▸ **Prompt**: A faithful, complete copy of the entries below is required, with images removed.

(Stored data entries)
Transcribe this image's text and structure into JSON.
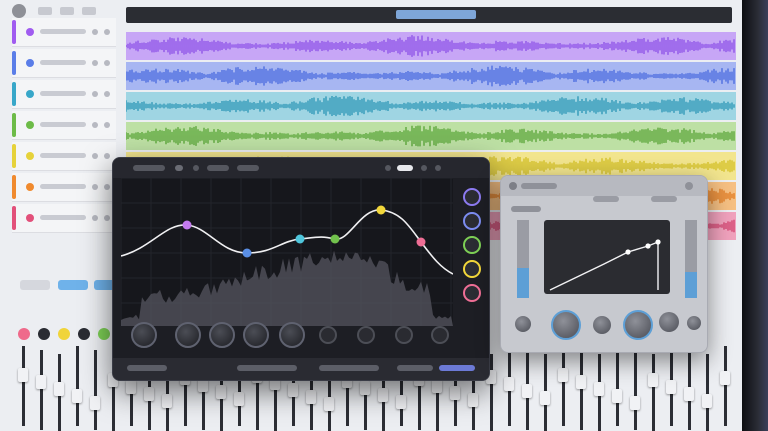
{
  "track_colors": [
    "#a05cf0",
    "#5a7de8",
    "#38a7c9",
    "#6dbb48",
    "#e6d23a",
    "#f08a2e",
    "#e2507a"
  ],
  "lane_colors": [
    "#c7a6f6",
    "#a7b6f2",
    "#9fd5e3",
    "#bde0a4",
    "#f2e58e",
    "#f6c083",
    "#f0a2bd"
  ],
  "wave_colors": [
    "#8b4fe8",
    "#4668de",
    "#2a95b5",
    "#56a334",
    "#d2be20",
    "#e2781d",
    "#d23f6c"
  ],
  "eq_node_colors": [
    "#c57bf0",
    "#5a8fe6",
    "#4fc6dc",
    "#72c24d",
    "#f1d63a",
    "#ee6e95"
  ],
  "mixer": {
    "send_colors": [
      "#ef6a8b",
      "#2a2c33",
      "#f0d43a",
      "#2a2c33",
      "#7dcf55"
    ]
  },
  "windows": {
    "eq": {
      "name": "eq-plugin-window"
    },
    "compressor": {
      "name": "compressor-plugin-window"
    }
  }
}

▸ **Result of the task**:
Transcribe this image's text and structure into JSON.
{
  "track_colors": [
    "#a05cf0",
    "#5a7de8",
    "#38a7c9",
    "#6dbb48",
    "#e6d23a",
    "#f08a2e",
    "#e2507a"
  ],
  "lane_colors": [
    "#c7a6f6",
    "#a7b6f2",
    "#9fd5e3",
    "#bde0a4",
    "#f2e58e",
    "#f6c083",
    "#f0a2bd"
  ],
  "wave_colors": [
    "#8b4fe8",
    "#4668de",
    "#2a95b5",
    "#56a334",
    "#d2be20",
    "#e2781d",
    "#d23f6c"
  ],
  "eq_node_colors": [
    "#c57bf0",
    "#5a8fe6",
    "#4fc6dc",
    "#72c24d",
    "#f1d63a",
    "#ee6e95"
  ],
  "mixer": {
    "send_colors": [
      "#ef6a8b",
      "#2a2c33",
      "#f0d43a",
      "#2a2c33",
      "#7dcf55"
    ]
  },
  "windows": {
    "eq": {
      "name": "eq-plugin-window"
    },
    "compressor": {
      "name": "compressor-plugin-window"
    }
  }
}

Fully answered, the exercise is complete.